This isn’t the rollicking narrative-driven epic of Dune – the novel is a study of how bureaucracy and deification can lead to the downfall of governments.

Not particularly thrilling. 

But that’s exactly what this is – bureaucracy in print. Here’s an example of what to expect:

“Production growth and income growth must not get out of step in my Empire. That is the substance of my command. There are to be no balance-of-payment difficulties between the different spheres of influence. And the reason for this is simply because I command it.” 

The novel is full of menial prose like this. 

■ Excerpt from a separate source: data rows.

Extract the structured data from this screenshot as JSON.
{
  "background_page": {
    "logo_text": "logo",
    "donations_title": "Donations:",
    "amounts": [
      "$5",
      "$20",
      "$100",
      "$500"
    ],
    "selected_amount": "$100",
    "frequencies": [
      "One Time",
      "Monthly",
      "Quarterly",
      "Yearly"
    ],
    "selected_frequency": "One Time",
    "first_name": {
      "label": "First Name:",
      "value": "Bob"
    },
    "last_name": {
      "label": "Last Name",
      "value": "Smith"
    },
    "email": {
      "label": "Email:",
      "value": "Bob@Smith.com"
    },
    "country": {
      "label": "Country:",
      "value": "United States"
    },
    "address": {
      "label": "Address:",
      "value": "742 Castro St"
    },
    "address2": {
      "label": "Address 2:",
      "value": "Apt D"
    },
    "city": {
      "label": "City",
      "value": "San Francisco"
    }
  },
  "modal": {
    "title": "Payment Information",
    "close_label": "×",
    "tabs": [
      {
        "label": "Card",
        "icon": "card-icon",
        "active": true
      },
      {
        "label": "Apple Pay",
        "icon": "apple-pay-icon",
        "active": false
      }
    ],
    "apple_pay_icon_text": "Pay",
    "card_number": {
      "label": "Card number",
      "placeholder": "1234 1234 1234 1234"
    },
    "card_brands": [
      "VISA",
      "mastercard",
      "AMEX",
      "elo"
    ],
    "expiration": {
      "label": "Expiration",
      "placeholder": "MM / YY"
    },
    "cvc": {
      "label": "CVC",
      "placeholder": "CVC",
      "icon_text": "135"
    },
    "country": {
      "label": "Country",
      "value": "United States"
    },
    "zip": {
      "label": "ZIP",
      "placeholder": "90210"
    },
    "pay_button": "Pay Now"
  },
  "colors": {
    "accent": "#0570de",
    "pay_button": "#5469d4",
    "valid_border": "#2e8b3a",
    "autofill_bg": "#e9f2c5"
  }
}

It’s jam-packed with pseudo-intellectual musings on government and religion, internal monologues sprawling all over the place, and dialogue goes absolutely nowhere.

Still, it’s not all bad. Herbert’s a smart guy and, as ever, there are some great quotes.

And much like Dune, Dune Messiah holds a mirror up to the reader, challenging their real-world views.

Meanwhile, the world remains a fascinating place, and additions such as the Tleilaxu faction – an engineering race – and the Gholans, add another excellent layer of lore.

Conclusion

Perhaps Frank Herbert sought to write a metatext, the prose as bureaucratic as the themes in the text. But I bet he didn’t.

Instead, Dune Messiah takes all of the worst parts of Dune and consolidates them into a 300 page book. 

Woeful, tedious for long stretches, and saved only by the fact that the world of its predecessor remains in-tact and a thoroughly interesting setting – I cannot and do not recommend Dune Messiah.

1/5

Dune Messiah is available at Bookshop.org in paperback and hardback.